Development of models to predict growth, survival or inactivation of microorganisms in foods has been a most active area within food microbiology during the last 25 years and a considerable number of predictive models and allication software are available. Description of the types of models developed and a summary of models available in 2003 in the public domain was presented by Ross and Dalgaard (2004). An overview of 16 software tools presented during the 8th International Conference on Predictive Modelling in Food was recently published (Tenenhaus-Aziza and Ellouze, 2014). Brief descriptions and links to various available predictive micrrobiology application software is given below:   


Pathogen Modeling Program (PMP)

PMP is available free of charge (http://www.ars.usda.gov/Services/docs.htm?docid=6796) and, with more than 5000 downloads per year, it is probably the most widely used predictive microbiology application software. PMP has been available for close to 25 years and it is regularly being updated and expanded. The present version includes more than 40 models for different bacterial pathogens The software allows growth or inactivation of pathogens to be predicted for different combinations of constant temperature, pH, NaCl/aw and, in some cases, other conditions such as organic acid type and concentration, atmosphere, or nitrate. In addition, PMP includes models that predict the effect of cooling temperature profiles on growth of Clostridium botulinum and Cl. perfringens after cooking. Predictions can be exported and the software contains references to studies from which the models were developed. In 2007 PMP was integrated with the Predictive Microbiology Information Portal (PMIP; http://portal.errc.ars.usda.gov/).


ComBase (Combined database on predictive microbiology information) 

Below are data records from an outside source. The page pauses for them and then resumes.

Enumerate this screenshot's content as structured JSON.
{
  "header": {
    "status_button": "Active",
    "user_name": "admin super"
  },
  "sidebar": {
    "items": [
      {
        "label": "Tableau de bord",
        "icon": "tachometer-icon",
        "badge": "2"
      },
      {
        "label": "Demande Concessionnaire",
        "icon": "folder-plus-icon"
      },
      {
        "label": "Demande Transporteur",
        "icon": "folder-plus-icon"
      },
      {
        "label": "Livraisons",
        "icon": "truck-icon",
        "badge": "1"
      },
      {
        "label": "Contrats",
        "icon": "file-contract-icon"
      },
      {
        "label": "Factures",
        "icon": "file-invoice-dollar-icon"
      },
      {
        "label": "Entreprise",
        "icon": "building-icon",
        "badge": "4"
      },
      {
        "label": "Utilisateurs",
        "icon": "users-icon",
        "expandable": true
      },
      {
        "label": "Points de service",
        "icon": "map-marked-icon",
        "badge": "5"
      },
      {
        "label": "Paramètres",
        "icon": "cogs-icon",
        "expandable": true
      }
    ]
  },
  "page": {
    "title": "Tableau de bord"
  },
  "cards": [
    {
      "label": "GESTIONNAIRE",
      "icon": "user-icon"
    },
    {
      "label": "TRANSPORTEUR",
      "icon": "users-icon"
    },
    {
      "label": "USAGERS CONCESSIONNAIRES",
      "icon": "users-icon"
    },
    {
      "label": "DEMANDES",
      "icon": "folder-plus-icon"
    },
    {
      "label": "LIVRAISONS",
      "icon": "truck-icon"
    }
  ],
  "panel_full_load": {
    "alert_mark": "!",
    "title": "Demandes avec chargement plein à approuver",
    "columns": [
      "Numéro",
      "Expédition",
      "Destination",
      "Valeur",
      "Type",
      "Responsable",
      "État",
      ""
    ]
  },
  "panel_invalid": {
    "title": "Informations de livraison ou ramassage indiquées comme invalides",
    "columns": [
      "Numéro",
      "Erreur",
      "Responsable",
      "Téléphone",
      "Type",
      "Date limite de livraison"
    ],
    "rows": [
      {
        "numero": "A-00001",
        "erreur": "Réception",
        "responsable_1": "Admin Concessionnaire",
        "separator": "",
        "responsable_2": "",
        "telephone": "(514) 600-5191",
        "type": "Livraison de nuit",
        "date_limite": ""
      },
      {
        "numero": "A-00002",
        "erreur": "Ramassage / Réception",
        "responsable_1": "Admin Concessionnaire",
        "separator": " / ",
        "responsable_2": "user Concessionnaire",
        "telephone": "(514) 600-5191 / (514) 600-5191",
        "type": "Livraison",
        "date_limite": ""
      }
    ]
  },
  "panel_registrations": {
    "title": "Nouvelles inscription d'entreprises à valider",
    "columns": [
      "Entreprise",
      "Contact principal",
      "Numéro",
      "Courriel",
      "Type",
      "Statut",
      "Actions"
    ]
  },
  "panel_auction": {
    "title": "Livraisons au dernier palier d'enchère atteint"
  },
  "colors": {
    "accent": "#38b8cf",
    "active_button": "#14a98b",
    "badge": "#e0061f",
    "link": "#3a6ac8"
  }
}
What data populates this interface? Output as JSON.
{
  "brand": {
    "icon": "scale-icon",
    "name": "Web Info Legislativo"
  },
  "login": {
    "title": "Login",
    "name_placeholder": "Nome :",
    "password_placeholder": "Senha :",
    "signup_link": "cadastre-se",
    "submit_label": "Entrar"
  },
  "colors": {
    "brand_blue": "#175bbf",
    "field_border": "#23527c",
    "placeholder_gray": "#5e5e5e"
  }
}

This database has been available since June 2003 (www.combase.cc). ComBase includes more than 50.000 curves/data on growth, survival or inactivation of microorganism in foods. Data has been obtained form the litterature or provided by supporting institutions. The Predicttive models toolbox within ComBase includes an application software with models for growth or inactivation of 18 foodborne pathogens and two spoilage bacteria (Brochothrix thermosphacta and Pseusomonas spp.) See Baranyi and Tamplin (2004); McMeekin et al. (2006) and Tamplin et al. (2004) for comments and explanations about ComBase.



Sym’previus (www.symprevius.org) is an extensive French decision support system that includes (i) a database with growth and inactivation responses of microorganisms in foods and (ii) predictive models for growth and inactivation of pathogenic bacteria and some spoilage microorganisms . Information from Sym’previus is available on a commercial basis through contact centres as indicated on the homepage cited above.



The site provides various types of information related to risk analysis including data, tutorials, tools, and links. Some information on predictve microbiology application software is also provided (See www.foodrisk.org).


Refrigeration index calculator

The Refrigeration index calculator version 2 from 2005 includes a predictive model for the effect of temperature on growth of E. coli in different types of meats during cooling of these products (Ross et al. 2003). The Refrigeration index calculator was developed by Meat & Livestock Australia Limited (http://www.foodsafetycentre.com.au/refrigerationindex.php).Recently, McMeekin et al. (2008) described the value of the this predictive microbiology tool to the raw meat sector in Australia.


Risk Ranger

The Risk Ranger is a simple food safety risk ranking decision aid in spreadsheet format (Ross and Sumner, 2002). The tool is available free of charge from the Australia's food safety information portal (http://www.foodsafetycentre.com.au/riskranger.php).


PURAC Listeria control model 2012

This software predicts the effect of organic acids, temperature, pH and moisture on growth of Listeria monocytogenes in meat products. See http://www.purac.com/EN/Food/Calculators/Listeria-Control-Model.aspx


Fish Shelf Life Prediction Program (FSLP)

FSLP has been developed to predict the effect of storage temperatures on microbial spoilage and shelf-life of farmed fresh turbut (Nuin et al., 2008). The software was described by Alfaro et al. (2008) see also



Process Lethality Determination spreadsheet (AMI Foundation, USA)

To calculate heat inactivation for time-temperature profiles this freeware can be helpful (http://www.amif.org/process-lethality/)


Shelf Stability Predictor

Developed by the Center for Meat Process Validation at the University of Wisconsin - Madison to predict the growth of Listeria monocytogenes and Staphylococcus aureus on Ready-To-Eat meat products as a function of pH and water activity (http://meathaccp.wisc.edu/ST_calc.html)


THERM (Temperature History Evaulation for Raw Meat)

Developed by the Center for Meat Process Validation at the University of Wisconsin - Madison to evaluate process deviations for raw meat or poultry at temperatures between 10°C and 46°C. See S.C. Ingham, et al. 2007. Predicting Pathogen Growth during Short-Term Temperature Abuse of Raw Pork, Beef, and Poultry Products: Use of an Isothermal-Based Predictive Tool. J. Food Protection 70:1445-1456 and http://meathaccp.wisc.edu/